No matter where I am, or what I’m doing, I can always ground myself by focusing my attention on my breathing. When I’m in a meeting and am triggered by what’s happening, I can breathe and relax my shoulders to release tension. When I’m in the grocery store and get overwhelmed by the large and impatient crowd, or when I’ve hit a wall and find myself completely overwhelmed, these simple tools center me and help me slow down long enough to find workable solutions.
If you’re new to the Inner Peace Blueprint or are just looking for small ways to find peaceful moments, here are the top 10 things I do to master my own stress:
- Take a walk during your lunch break. Be present to the things around you: notice the landscape, the people, the colors, the sounds. Take note of each one before moving on to notice the next thing.
- Practice mindful eating. Pay attention to the texture and taste of each bite. Practice eating slowly and intentionally as you focus solely on the act of eating.

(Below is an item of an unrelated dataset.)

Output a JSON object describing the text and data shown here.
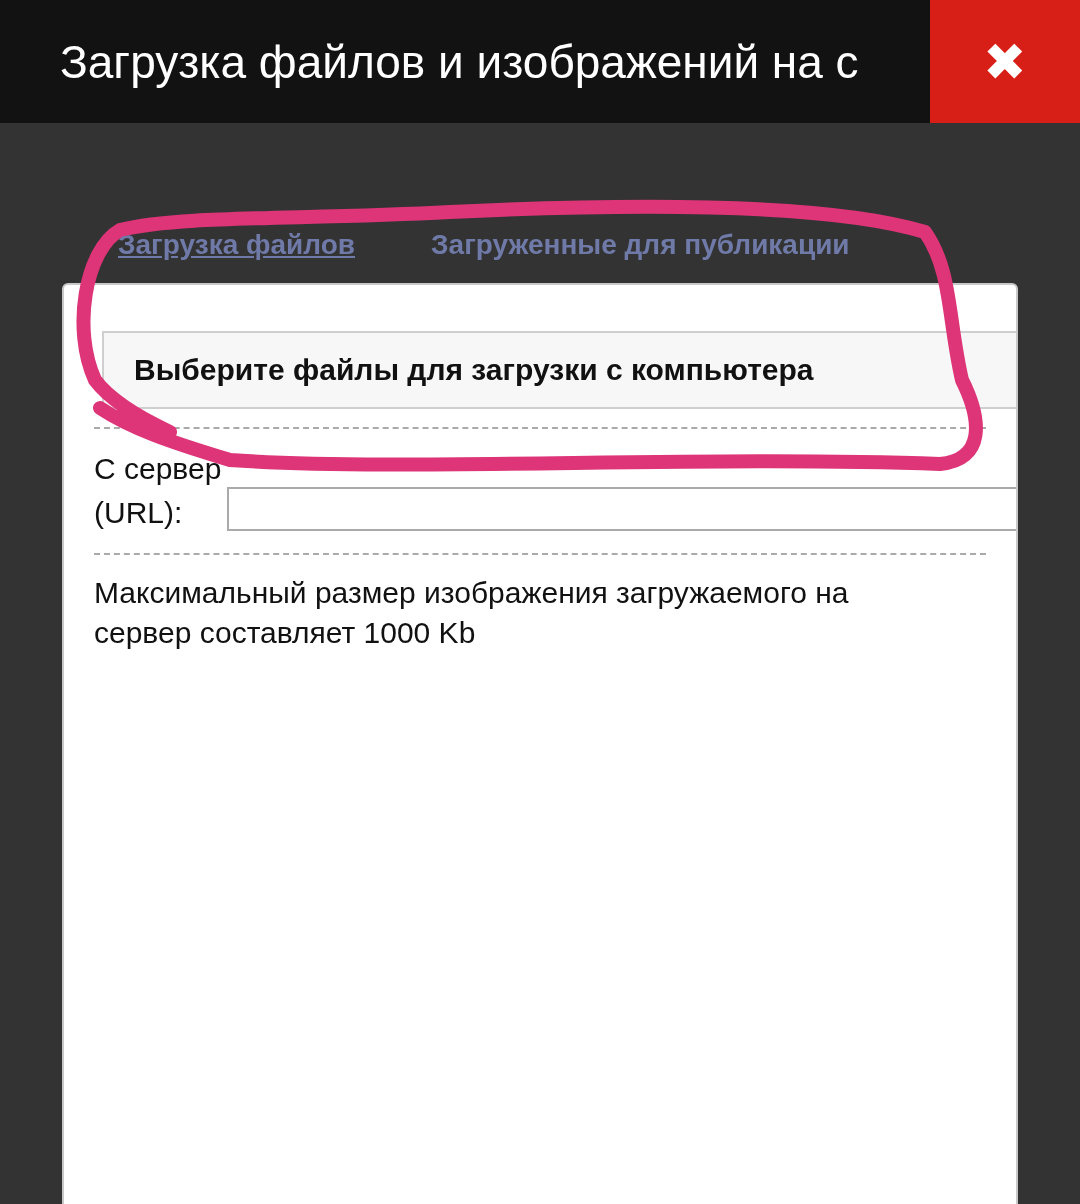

- Journal your thoughts. You don’t have to be an amazing writer to do this one, either. Write in full sentences or use single words or fragmented phrases. Record specific emotions you are feeling (or want to be feeling) or spend time writing about a specific event that triggered you. Consider how the event made you respond, the fears that were triggered, or the joys that were inspired.
- Push pause on technology. Put down the smartphone. Don’t tune in to the TV or the radio. Tune in to what’s happening around you, instead. What do you see? What do you hear? What do you feel?

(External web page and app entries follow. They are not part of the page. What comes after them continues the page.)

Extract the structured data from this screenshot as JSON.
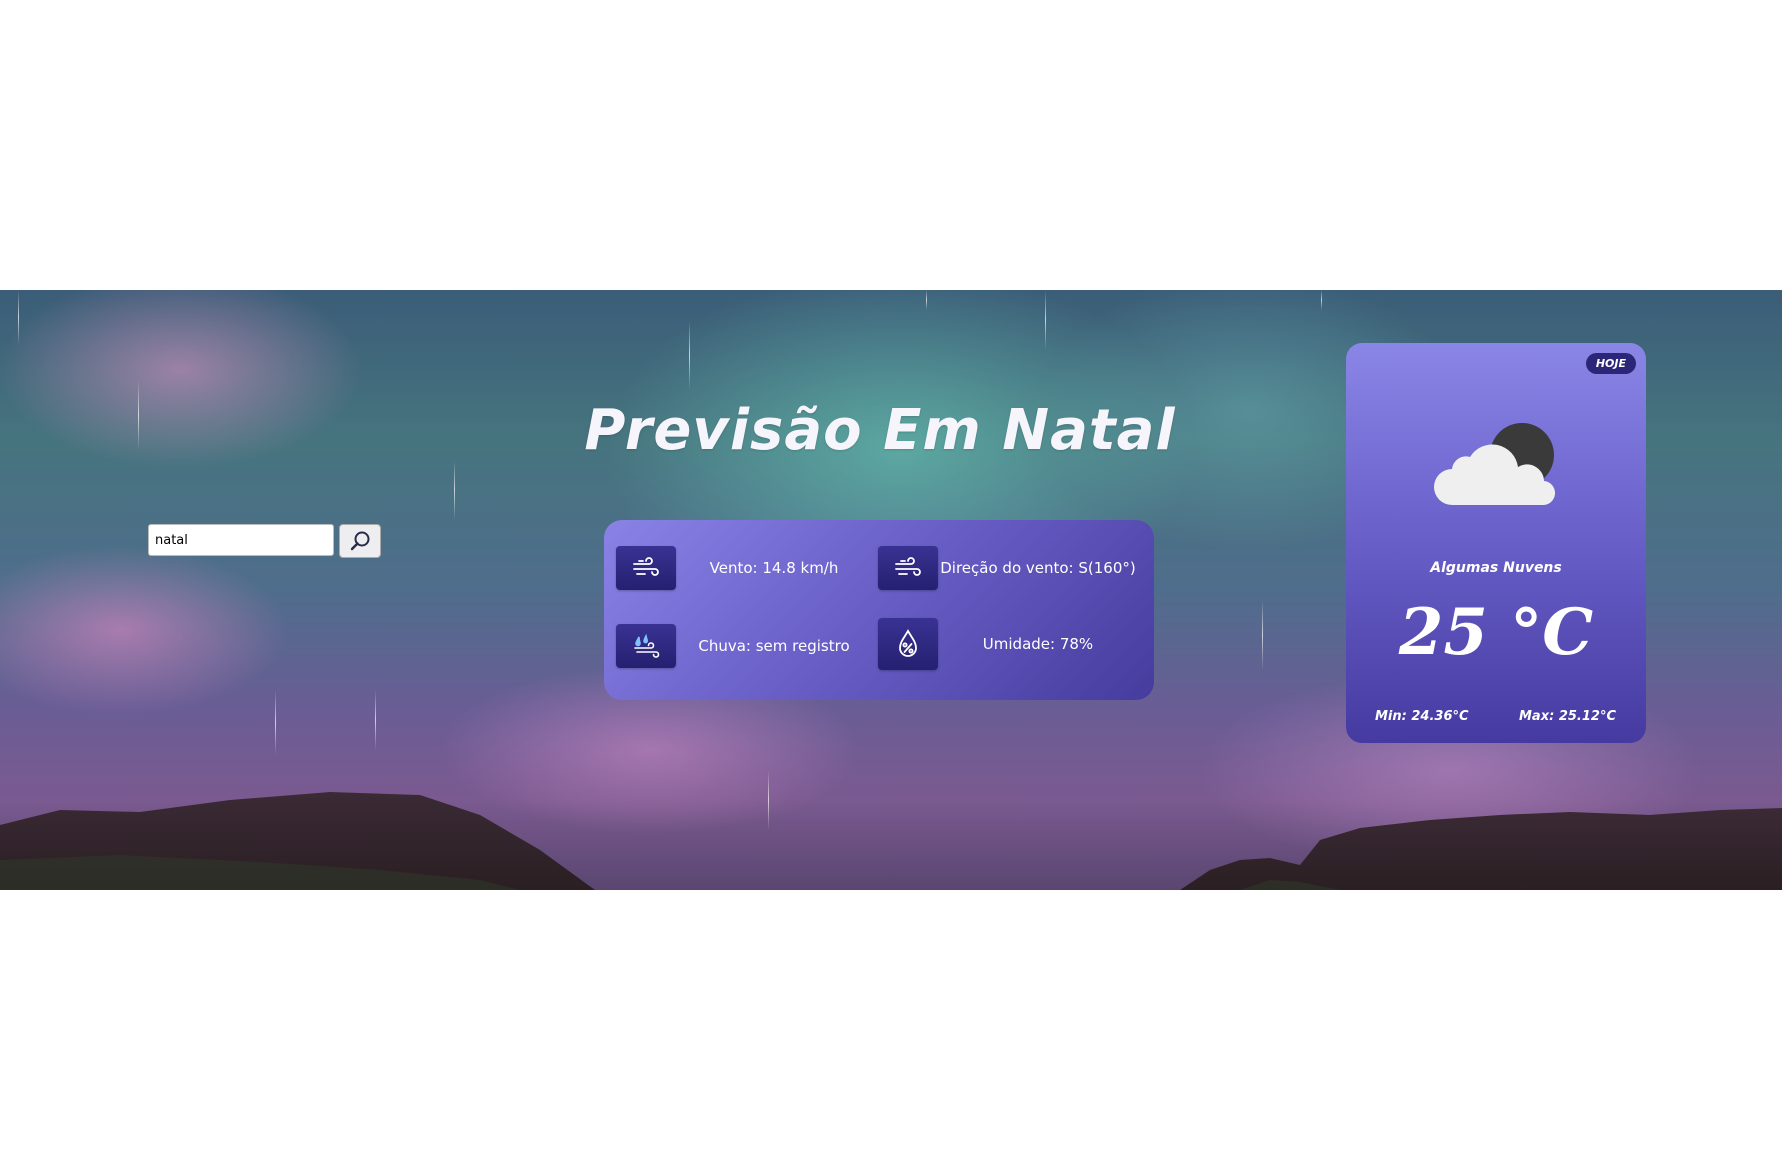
{
  "search": {
    "value": "natal",
    "button_icon": "search-icon"
  },
  "header": {
    "title": "Previsão Em Natal"
  },
  "details": {
    "wind": {
      "icon": "wind-icon",
      "text": "Vento: 14.8 km/h"
    },
    "wind_direction": {
      "icon": "wind-direction-icon",
      "text": "Direção do vento: S(160°)"
    },
    "rain": {
      "icon": "rain-icon",
      "text": "Chuva: sem registro"
    },
    "humidity": {
      "icon": "humidity-icon",
      "text": "Umidade: 78%"
    }
  },
  "today": {
    "badge": "HOJE",
    "icon": "partly-cloudy-icon",
    "condition": "Algumas Nuvens",
    "temperature": "25 °C",
    "min": "Min: 24.36°C",
    "max": "Max: 25.12°C"
  },
  "colors": {
    "card_top": "#8a86e6",
    "card_bottom": "#453aa0",
    "icon_tile": "#2c2678"
  }
}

- Do the dishes (or another simple task). Instead of thinking about the next task you need to get to, focus on the task at hand. Feel the soap against your hands and the warm water as it runs across each dish. As your mind drifts, bring it back to the task. You may have to do this 50 times, but the more you practice, the easier it becomes to practice having a mindful focus on whatever you’re doing.

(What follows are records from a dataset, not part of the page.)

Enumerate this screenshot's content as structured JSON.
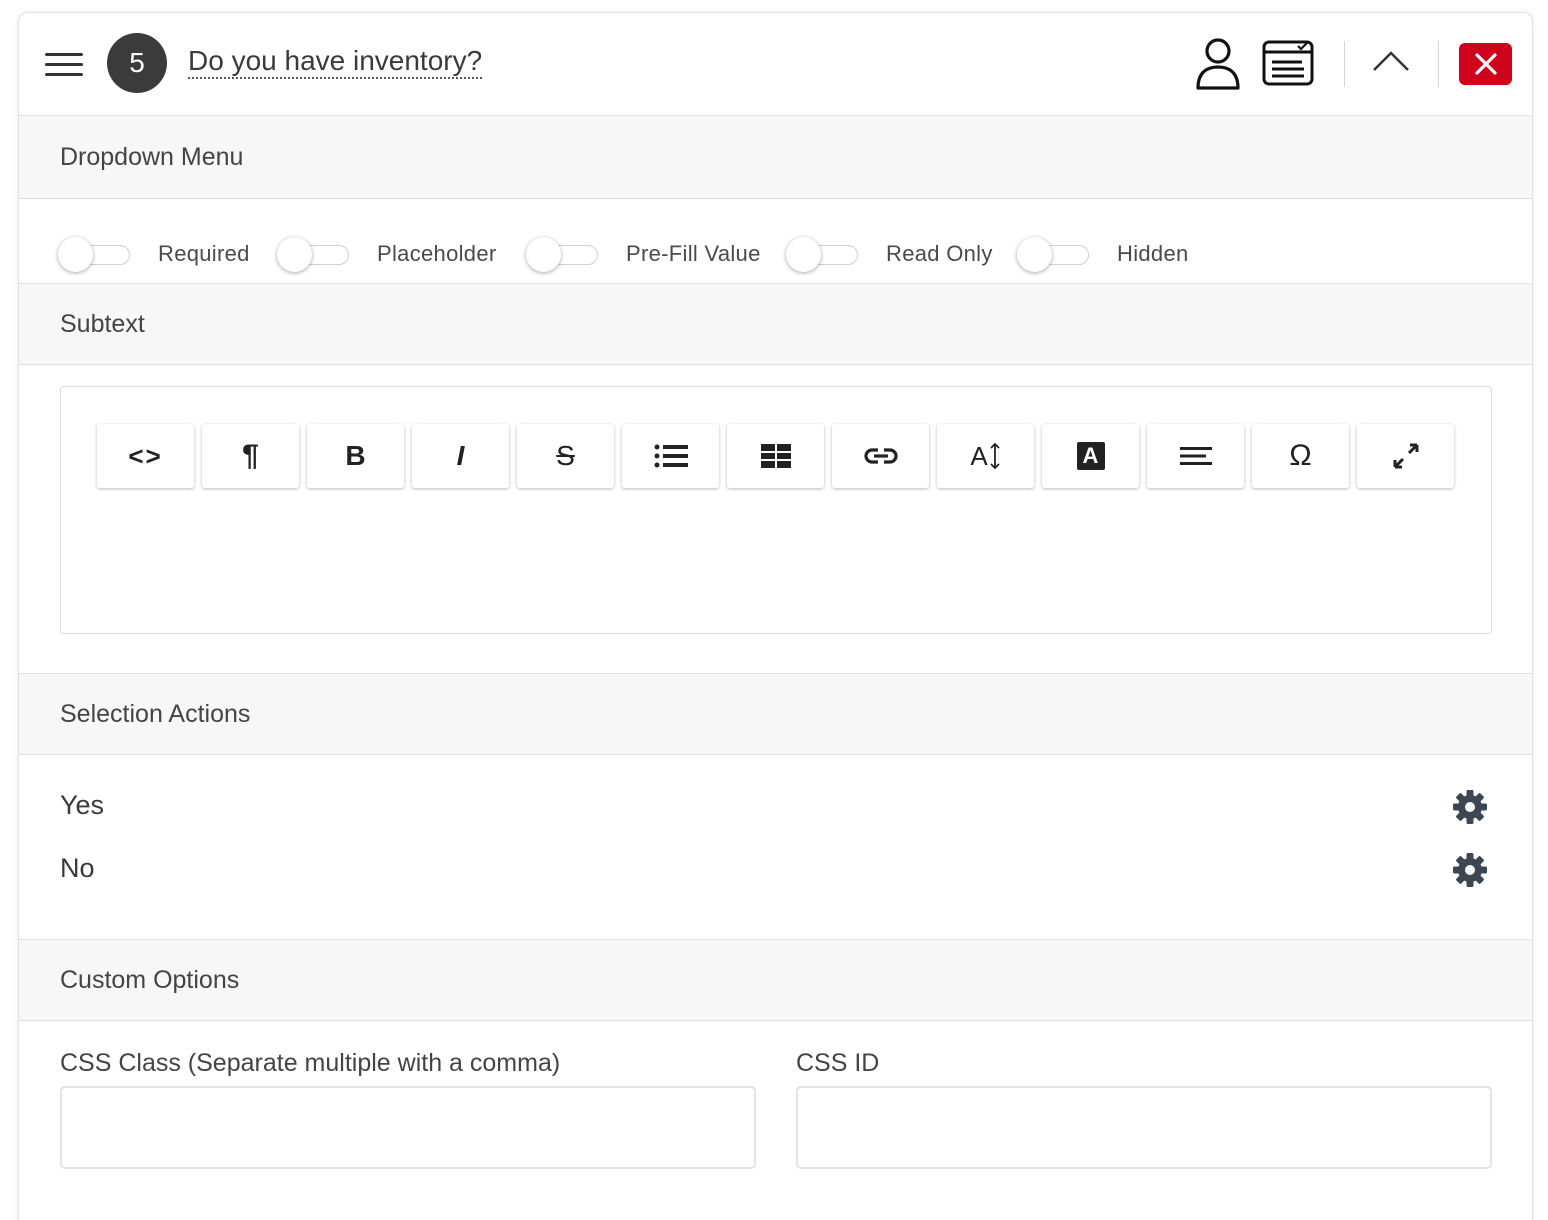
{
  "header": {
    "step_number": "5",
    "question_title": "Do you have inventory?"
  },
  "sections": {
    "field_type": "Dropdown Menu",
    "subtext": "Subtext",
    "selection_actions": "Selection Actions",
    "custom_options": "Custom Options"
  },
  "toggles": [
    {
      "label": "Required",
      "on": false
    },
    {
      "label": "Placeholder",
      "on": false
    },
    {
      "label": "Pre-Fill Value",
      "on": false
    },
    {
      "label": "Read Only",
      "on": false
    },
    {
      "label": "Hidden",
      "on": false
    }
  ],
  "toolbar": {
    "bold_glyph": "B",
    "italic_glyph": "I",
    "strike_glyph": "S",
    "paragraph_glyph": "¶",
    "code_glyph": "<>",
    "special_char_glyph": "Ω",
    "text_color_glyph": "A",
    "font_size_glyph": "A"
  },
  "selection_actions": [
    {
      "label": "Yes"
    },
    {
      "label": "No"
    }
  ],
  "custom_options": {
    "css_class_label": "CSS Class (Separate multiple with a comma)",
    "css_class_value": "",
    "css_id_label": "CSS ID",
    "css_id_value": ""
  },
  "colors": {
    "close_button": "#d0021b",
    "step_badge": "#3b3b3b",
    "gear_icon": "#3c4753",
    "section_bg": "#f7f7f7"
  }
}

- Sit and contemplate. Don’t feel obligated to do anything besides sitting still and observing your thoughts and feelings. What emotions did you deal with today? How do you feel about those now?
- Breathe. When you’re noticing physical tension and emotional distress, bring your focus back to your breathing. Sit on the edge of a chair and relax your shoulders. Inhale deeply, and then exhale, allowing your shoulders to slide down your back. Do this for several minutes and notice the tension start to dissipate while your emotions calm down, even if it’s just a bit.
- Stretch. Get up from your chair and stretch. Focus on the areas that feel the most tense: your neck, shoulders, lower back. Now, move around a little. Spending just a few minutes every hour or so will remind your body to make adjustments to create more physical ease.
- Pour yourself some hot tea. It’s pretty hard to drink a hot drink quickly, so the very act of drinking hot tea or coffee forces you to slow down and spend a few minutes with intention. Before moving on to your next task, be mindful of the cup of tea (or coffee)—the way the warm cup feels in your hand, the flavors of the drink, the distinct smells.
- Be present. Have a conversation with someone. Listen to the words being spoken. Pay attention to the unspoken language (e.g., facial expressions, hand movements, posture). Or spend a few moments doing something your child really loves. Play a video game with them or go on a walk together. Keep your focus on time spent with them, and every time your mind drifts, remember your commitment to be present and then refocus.
Do you have a favorite activity that helps you calm down when you’re under stress? If so, would you share it in the comments below or on the 1Body Facebook page?
Take good care : )